"As states have appeared weaker, terrorists have moved in on them."

The legal basis for the principle of state accountability is now clear, and the right of self-defense is acknowledged as an appropriate basis for its enforcement. Actions now must make that principle a reality.

Thus the war to hold terrorists accountable for their evil acts, and to hold states accountable for acts of terror that originate within their borders, compels us to look closely at the foundation of order and progress in the world. We live in an international system of states, a system that originated more than 300 years ago. The idea of the state won out over other ideas about how to organize political life because states gave people a sense of identity, provided a framework for individual freedom and economic progress, and over time proved able to cooperate with one another for peace and mutual benefit.

The state has made its way in the world by beating back one challenge after another. In the nineteenth century, nationalism tried to take over the state and turn it into an instrument of aggressive power. In the twentieth century, communism in Russia created a monstrous totalitarian tyranny. The Nazis took power in a state, convinced they could transform it into a "thousand-year Reich," an empire based on pre-state fantasies of racial purity.

In our time, the state has been challenged by global currents that have eroded its authority. Information, money and migrants move across borders in ways far beyond the traditional means of state control. Nonstate entities encroach on state responsibilities from below while international organizations draw sovereign state powers from above. Too often, nation-states have themselves taken the easy way out of a problem: blame globalization, punt to the United Nations and blame it for any misfortune, blame "hot money" for problems originating in poor national governance. All this amounts to defining multilateralism as participation in—sometimes virtual abdication to—international organizations and loose understandings.

As states have appeared weaker, terrorists have moved in on them. Many states in response, and in the false hope of buying time or protection, have taken damaging actions that only further diminish their own authority and legitimacy. States in every part of the world have avoided accountability when it comes to terrorism, and now we are paying a heavy price.

Some states have made tacit deals with foreign terrorists, allowing them offices in their cities in return for a pledge of immunity. Some states have tolerated, subsidized, and facilitated homegrown terrorist groups with the understanding that those groups will not attempt to overthrow national leaders, creating a kind of grotesque protection racket. Some states pump out huge volumes of propaganda against other states in an effort to direct terrorists within their borders toward external targets. Some states, in a desperate search for legitimacy, have invited religions that foster terrorists to take over substantial sectors of governmental activity on condition that some functions, such as foreign affairs and defense policy, will be left alone. And some states secretly, but undeniably, support terrorism directly as a matter of state policy.

"If we falter in the war on terrorism, more and more states would make accommodations with terrorists. The consequences would be catastrophic."

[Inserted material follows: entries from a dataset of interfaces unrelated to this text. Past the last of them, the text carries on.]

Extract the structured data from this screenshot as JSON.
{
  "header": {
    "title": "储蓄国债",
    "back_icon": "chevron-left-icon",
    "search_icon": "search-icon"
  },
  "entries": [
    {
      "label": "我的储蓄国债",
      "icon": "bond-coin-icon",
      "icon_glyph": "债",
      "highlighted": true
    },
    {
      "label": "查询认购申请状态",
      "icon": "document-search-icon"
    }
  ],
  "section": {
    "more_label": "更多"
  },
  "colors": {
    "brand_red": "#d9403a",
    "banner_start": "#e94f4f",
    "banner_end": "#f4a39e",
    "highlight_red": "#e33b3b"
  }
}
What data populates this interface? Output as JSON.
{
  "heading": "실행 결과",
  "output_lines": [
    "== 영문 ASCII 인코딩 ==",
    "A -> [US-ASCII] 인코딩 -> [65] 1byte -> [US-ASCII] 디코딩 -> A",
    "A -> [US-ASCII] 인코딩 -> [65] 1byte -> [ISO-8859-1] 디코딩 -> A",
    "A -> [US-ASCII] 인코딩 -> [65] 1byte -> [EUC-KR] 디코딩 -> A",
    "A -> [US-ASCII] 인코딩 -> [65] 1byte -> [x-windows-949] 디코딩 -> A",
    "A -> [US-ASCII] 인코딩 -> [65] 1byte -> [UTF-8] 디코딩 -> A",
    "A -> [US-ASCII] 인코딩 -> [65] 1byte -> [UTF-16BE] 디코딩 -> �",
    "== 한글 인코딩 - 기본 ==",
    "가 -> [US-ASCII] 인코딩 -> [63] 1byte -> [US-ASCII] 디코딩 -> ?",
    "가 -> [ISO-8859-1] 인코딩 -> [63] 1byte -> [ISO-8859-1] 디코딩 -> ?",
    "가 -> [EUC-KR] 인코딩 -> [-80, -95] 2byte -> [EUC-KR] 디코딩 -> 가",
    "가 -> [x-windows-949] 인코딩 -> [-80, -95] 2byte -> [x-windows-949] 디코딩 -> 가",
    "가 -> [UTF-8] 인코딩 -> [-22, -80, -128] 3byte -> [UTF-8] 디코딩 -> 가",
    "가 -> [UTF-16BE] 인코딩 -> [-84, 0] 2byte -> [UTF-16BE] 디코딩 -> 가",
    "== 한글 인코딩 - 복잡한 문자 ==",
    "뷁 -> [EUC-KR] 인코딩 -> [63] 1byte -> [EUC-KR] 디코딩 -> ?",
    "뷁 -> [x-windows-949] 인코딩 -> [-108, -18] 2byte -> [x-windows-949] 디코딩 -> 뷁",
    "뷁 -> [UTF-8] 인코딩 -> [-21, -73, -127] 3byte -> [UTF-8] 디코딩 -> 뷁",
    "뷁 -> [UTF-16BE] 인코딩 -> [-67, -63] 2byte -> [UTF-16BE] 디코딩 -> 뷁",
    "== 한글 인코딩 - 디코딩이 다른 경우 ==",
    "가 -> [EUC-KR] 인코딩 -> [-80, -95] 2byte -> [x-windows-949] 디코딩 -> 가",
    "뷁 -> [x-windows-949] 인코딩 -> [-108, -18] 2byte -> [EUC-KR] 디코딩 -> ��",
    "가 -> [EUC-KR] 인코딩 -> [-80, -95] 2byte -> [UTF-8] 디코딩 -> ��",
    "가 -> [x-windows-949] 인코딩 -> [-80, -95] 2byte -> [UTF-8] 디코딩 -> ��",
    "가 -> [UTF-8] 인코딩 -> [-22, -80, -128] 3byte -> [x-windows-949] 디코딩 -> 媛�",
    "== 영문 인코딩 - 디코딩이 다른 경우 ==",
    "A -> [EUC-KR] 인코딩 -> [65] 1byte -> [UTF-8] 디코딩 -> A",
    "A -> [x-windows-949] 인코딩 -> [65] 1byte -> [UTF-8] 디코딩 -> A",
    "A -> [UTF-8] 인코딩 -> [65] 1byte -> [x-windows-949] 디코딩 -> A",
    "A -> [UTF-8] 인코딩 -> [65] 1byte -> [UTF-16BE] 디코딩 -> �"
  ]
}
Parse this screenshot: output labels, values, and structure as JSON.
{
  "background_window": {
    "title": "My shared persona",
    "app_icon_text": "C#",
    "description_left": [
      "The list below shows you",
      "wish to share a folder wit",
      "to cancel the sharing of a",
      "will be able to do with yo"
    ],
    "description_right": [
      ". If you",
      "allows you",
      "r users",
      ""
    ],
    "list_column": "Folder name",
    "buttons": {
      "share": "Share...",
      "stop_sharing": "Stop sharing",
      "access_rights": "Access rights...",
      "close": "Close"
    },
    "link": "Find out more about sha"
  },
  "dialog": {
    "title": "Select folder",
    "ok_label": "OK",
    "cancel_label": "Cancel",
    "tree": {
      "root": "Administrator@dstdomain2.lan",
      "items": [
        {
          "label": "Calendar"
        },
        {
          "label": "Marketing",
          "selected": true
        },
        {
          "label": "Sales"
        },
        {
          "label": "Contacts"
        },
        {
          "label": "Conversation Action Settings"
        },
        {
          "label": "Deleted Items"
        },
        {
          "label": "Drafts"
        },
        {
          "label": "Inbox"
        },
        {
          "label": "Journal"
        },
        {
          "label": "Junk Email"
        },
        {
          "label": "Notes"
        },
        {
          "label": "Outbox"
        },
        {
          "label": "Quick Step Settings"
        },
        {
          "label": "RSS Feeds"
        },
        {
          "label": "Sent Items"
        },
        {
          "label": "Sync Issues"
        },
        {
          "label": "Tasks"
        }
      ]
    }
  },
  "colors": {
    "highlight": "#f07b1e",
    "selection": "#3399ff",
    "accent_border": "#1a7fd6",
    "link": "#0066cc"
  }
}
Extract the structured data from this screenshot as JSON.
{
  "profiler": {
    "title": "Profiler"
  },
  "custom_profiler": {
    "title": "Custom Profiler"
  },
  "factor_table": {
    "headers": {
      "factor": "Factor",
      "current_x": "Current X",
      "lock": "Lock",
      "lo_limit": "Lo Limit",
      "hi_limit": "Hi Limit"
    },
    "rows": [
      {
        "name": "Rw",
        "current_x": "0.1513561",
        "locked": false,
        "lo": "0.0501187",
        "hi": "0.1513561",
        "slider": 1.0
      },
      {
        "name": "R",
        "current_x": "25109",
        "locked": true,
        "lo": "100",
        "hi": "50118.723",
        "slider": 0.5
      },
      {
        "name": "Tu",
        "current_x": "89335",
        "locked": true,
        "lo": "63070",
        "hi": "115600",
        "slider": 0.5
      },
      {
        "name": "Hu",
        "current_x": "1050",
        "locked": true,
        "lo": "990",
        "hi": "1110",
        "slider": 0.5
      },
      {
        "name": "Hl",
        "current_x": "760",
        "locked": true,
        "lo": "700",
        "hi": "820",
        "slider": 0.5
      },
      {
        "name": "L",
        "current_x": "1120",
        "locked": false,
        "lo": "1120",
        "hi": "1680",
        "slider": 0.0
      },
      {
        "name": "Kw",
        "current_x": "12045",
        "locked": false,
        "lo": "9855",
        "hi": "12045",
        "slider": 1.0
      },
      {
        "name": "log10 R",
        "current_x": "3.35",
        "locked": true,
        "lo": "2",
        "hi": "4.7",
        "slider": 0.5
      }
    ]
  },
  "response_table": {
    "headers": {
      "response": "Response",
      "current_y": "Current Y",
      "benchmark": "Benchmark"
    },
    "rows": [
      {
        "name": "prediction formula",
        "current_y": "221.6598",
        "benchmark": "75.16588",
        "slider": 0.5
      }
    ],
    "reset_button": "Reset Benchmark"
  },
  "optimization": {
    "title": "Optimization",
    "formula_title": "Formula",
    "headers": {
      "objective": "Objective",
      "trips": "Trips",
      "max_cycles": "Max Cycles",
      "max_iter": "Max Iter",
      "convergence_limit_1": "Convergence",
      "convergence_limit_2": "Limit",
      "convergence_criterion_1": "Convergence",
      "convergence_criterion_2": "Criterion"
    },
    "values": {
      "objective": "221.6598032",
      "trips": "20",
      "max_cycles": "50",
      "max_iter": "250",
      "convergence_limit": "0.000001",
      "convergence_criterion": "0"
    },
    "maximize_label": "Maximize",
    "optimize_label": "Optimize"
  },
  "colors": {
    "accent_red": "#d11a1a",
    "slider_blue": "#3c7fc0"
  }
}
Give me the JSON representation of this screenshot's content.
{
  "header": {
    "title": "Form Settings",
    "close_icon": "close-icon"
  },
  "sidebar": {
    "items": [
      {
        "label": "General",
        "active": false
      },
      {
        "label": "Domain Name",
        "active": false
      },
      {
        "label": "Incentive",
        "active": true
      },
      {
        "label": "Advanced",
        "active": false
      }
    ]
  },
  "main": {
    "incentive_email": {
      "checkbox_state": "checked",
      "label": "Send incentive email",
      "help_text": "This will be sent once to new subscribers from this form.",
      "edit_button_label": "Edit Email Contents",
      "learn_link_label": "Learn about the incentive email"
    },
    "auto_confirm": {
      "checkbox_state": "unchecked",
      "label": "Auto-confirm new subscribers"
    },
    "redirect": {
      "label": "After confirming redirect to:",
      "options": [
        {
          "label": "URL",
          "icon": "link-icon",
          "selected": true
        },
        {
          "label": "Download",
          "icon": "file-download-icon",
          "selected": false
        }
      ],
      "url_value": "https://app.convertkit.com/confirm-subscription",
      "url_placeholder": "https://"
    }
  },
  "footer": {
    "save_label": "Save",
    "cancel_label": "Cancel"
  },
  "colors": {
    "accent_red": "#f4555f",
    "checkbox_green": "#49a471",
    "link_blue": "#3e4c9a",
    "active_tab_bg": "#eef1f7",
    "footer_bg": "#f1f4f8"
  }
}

Every one of these deals between states and terrorists is an abdication of state accountability to its citizens. If these deals are not reversed, the states that make them and ultimately the international system of states will not survive. That is why the war on terrorism is of such importance.

For although the realities of globalization have drained authority from the state, no other basic entity of international life can replace it. The state is all we have to order our international existence. Other forms may challenge but none can replace its most important function: achieving representative government and protecting individual rights.

So if the pendulum has swung against the sovereign state in past decades, it is long past time to swing it back, to hold states responsible and to help strengthen states against our common enemy, terrorism. For make no mistake, terrorism is the enemy of the state, out to destroy the state or to commandeer it for evil purposes.

When we set out to revitalize the state, we are giving international cooperation and international organizations a new lease on life. To strengthen the state is to strengthen the ability of responsible multilateralism. Remember

that international organizations—such as the United Nations—are the organizations of their member states. International cooperation takes place through the interaction of states. International organizations do not work well when they are regarded as rivals of, or alternatives to, the states; that is not how they were designed to work. International organizations flourish when healthy sovereign states use them as vehicles for reaching common goals.

"Every deal between states and terrorists is an abdication of state accountability to its citizens. If these deals are not reversed, the states that make them and ultimately the international system of states will not survive."

Today the war on terrorism is led by the United States and our friends among our fellow sovereign states. That effort is backed by strong U.N. resolutions that were voted by states and that recognize the indispensability of the state in this vital cause. If we persevere in this approach, we can revitalize the state and the international state system as expressed in our common international organizations. In doing so, we will lay a firm foundation for international relations not only to maintain peace and security but to move all peoples toward greater freedom and prosperity.

If we falter in the war on terrorism, more and more states would make accommodations with terrorism.

Ultimately, the consequences for world peace, security, and progress will be catastrophic.

But if we are creative and resolute, more and more leaders and citizens will regard our determination as an opportunity to clean up and liberate their own societies and to reconstitute the principle of accountability in their states.